# Variable Rate

Variable Rate
Variable rates are interest rates that change periodically over the life of a loan. The rate can go up or down based on market conditions.

## What is a Variable Interest Rate?

Variable rates are interest rates that can rise or fall periodically over the life of a loan. The rate will change based on market conditions. Variable rates are based on a benchmark interest rate, also known as an “interest rate index”, plus an additional margin that is selected by the lender.

## What is an interest rate index?

An interest rate index, or “benchmark interest rate”, is a standardized rate that follows the general state of the larger economy. In order to gauge the state of the economy, these indexes often focus on a specific set of economic factors, like, for instance, the performance of US Treasury bonds.

As these economic factors signal strength or weakness in the overall economy, the index rates move up and down accordingly.
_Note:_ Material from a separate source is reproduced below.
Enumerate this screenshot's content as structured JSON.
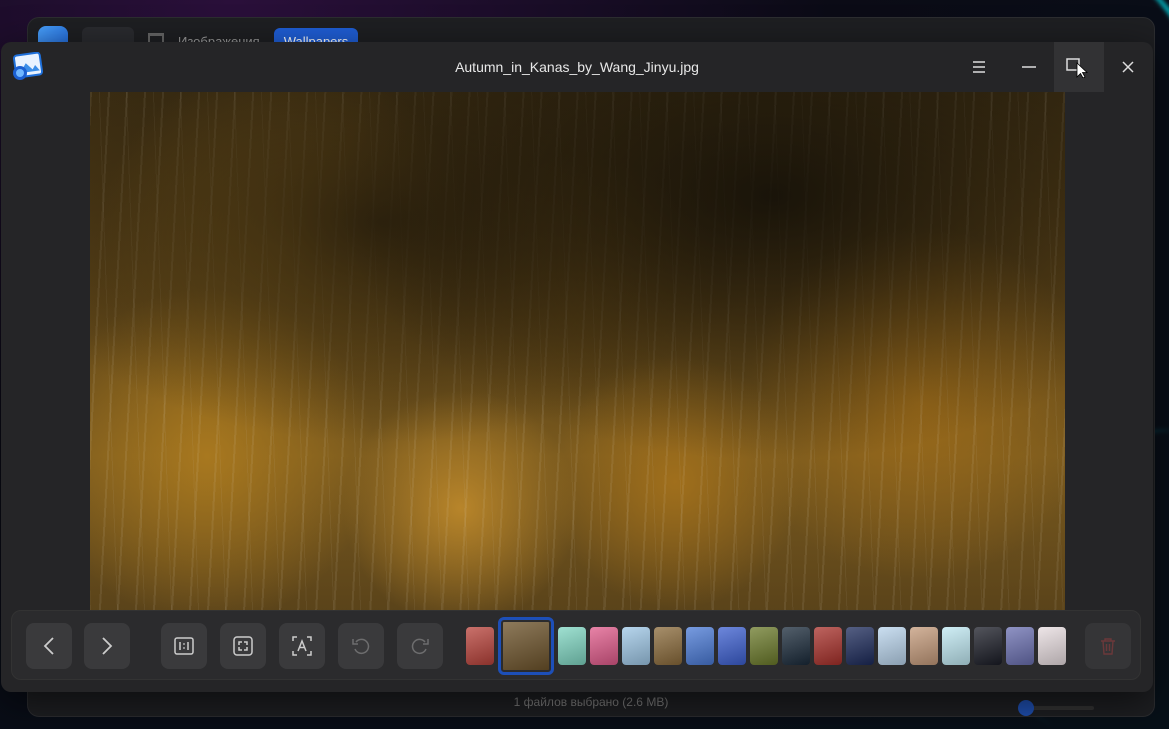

Interest rates generally go up when the economy is strong and go down when the economy is weak. There are many different index rates out there that are based on different criteria, and individual lenders each decide which rate they want to use for lending.

## How do Variable Interest Rates work?

Every variable interest rate has two parts: the index rate and the additional margin. In order to create a variable interest rate, the lender checks whichever index rate they like to use and then adds the additional margin on top of it. The additional margin, beyond the benchmark rate, is always quoted as a percentage of the principal loan amount. It acts as compensation for the lender for any additional risk associated with the specific loan.

Here’s an example: let’s say that a lender offers you a home mortgage variable interest rate that is determined using the LIBOR index plus three percent. (LIBOR stands for London Interbank Offered Rate. This is the rate that banks charge each other for short-term loans.) If the current LIBOR index is one percent, then the variable rate offered by the lender would be four percent (one plus four). If the LIBOR index rises to 1.5 percent, the variable rate would rise as well; it would rise to 4.5 percent.

A variable rate loan calculation usually follows this formula:

• LIBOR + 3%
• Prime + 6%
• 10-year Treasury + 6%

In these examples, the index is given first and the margin percentage follows. In addition to the LIBOR Index, there is also the Prime Rate, which is what US  banks charge their best corporate customers, and the 10-year Treasury, which is an underlying index rate applied to a loan carrying very low or zero risk.

## What kinds of loans have Variable Interest Rates?

Credit cards, student loans, mortgages, and auto loans may all have variable interest rate options.

## How is a Variable Rate different than a fixed rate?

Whereas variable rates change over time, fixed interest rates do not change at all. A loan with a fixed interest rate of five percent will always have an interest rate of five percent. If the loan is an amortizing installment loan, this means that the loan’s monthly payments would never change. The monthly payments for a loan with a variable rate, on the other hand, can and do change. As the rate moves up and down, the portion of the monthly payment that goes towards the interest moves up and down with it.

The main difference between a variable rate and a fixed rate really comes down to risk versus reward. A fixed rate carries less risk because the rate will never go up, but it carries less reward because the rate will never go down. On the other hand, a variable rate could end up rewarding the borrower with a much lower rate, but it runs the risk of netting them a much a higher rate. The variable rate carries a higher risk, but also offers a higher reward.

References

1. “Variable Rate”. Dictionary.com. Accessed August 9, 2016 from http://www.dictionary.com/browse/variable-rate
2. “Floating Interest Rate”. Investopedia. Accessed September 2, 2016 from http://www.investopedia.com/terms/f/floatinginterestrate.asp
3. “Interest Rate Index.”. Investopedia. Accessed September 2, 2016 from http://www.investopedia.com/terms/i/interest-rate-index.asp
4. Logue, A. (2016, August 9). Variable Rate Interview [E-mail interview].